“The aim is to facilitate the movement of people between countries so that the individuals can show a vaccination certificate during border checks and be exempt from border restrictions,” the ministry says.
While national “vaccination passports” aim to streamline and simplify health certification for international travellers, they are not yet considered enough for international travel to resume safely – and the World Health Organisation (WHO) currently advises against them.
According to WHO, for the time being, more conclusive evidence is needed to ascertain whether Covid-19 vaccines slow the transmission rate of the virus before governments introduce vaccine passports as conditions for crossing their country’s borders.
Encouragingly, Astra Zeneca has reported findings that show its vaccine reduces transmission by as much as 67 per cent. But many countries – including France and Germany – take the stance that it is too early to decide whether those who have been vaccinated can still pass on the virus.
What’s more, national digital health passports are more bureaucratic than an internationally recognised equivalent – such as the IATA Travel Pass, which is currently under development. Although Iceland has said it intends to allow travellers from European nations with similar certificates to enter the country, comparing like-for-like between every single nation could prove almost as complex as the current set-up for comparing the legitimacy of international Covid-19 tests.

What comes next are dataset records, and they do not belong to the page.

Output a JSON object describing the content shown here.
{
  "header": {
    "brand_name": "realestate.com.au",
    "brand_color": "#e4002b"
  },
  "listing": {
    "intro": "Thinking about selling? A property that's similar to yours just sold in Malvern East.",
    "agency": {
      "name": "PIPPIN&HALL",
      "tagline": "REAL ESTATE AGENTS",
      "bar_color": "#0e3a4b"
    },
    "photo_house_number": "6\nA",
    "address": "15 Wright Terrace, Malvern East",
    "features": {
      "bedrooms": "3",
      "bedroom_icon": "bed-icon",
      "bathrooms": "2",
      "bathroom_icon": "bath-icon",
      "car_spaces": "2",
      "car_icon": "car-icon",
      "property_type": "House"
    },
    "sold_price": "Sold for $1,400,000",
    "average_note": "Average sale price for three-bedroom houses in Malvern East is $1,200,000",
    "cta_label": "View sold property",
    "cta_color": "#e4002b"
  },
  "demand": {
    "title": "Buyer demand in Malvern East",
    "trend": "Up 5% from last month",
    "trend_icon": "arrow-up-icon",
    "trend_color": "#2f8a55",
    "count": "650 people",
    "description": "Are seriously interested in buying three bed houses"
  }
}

Here are some other examples of regional and national digital vaccination certificates:
Bahrain’s BeAware app contains a QR code that links to its national vaccine register, showing a person’s name, date of birth, nationality and the date their vaccine was received. Its citizens can make use of the digital health passport app two weeks after they’ve received two doses of the Covid-19 vaccine, by which time antibodies will have developed, according to a statement from
Denmark was one of the first nations to announce plans for a digital “corona passport”. Its vaccinated citizens can now print a certificate from the Danish government’s website to show they’ve had their jabs, and there are plans to launch a smartphone app over the coming months to be shown at passport checks to show a traveller’s vaccination status.
- The European Union
The EU is currently working to find a consensus between its member nations about digital health certificates. According to the latest reports, 11 of its member countries have said they will use vaccination certificates for those who have had their Covid-19 jabs, and seven more have said they plan to do so in the future. Currently, it has not been agreed that these documents would be enough to warrant unrestricted travel within the EU.
The Swedish government has announced it plans to have a digital vaccine passport in place for June 2021 – and that it aims to have its adult population vaccinated by the end of that month.
Globetrender explores the trend for “Immunity Passports” in its 2021 Travel Trend Forecast and discusses how, if countries decide to make Covid-19 vaccination a condition for entry, we will start to see a two-tier system of travellers emerge.
“Vaccine VIPs” will enjoy the freedom to roam, while those who aren’t able to access the vaccine, or who choose not to, would find themselves lower down the hierarchy.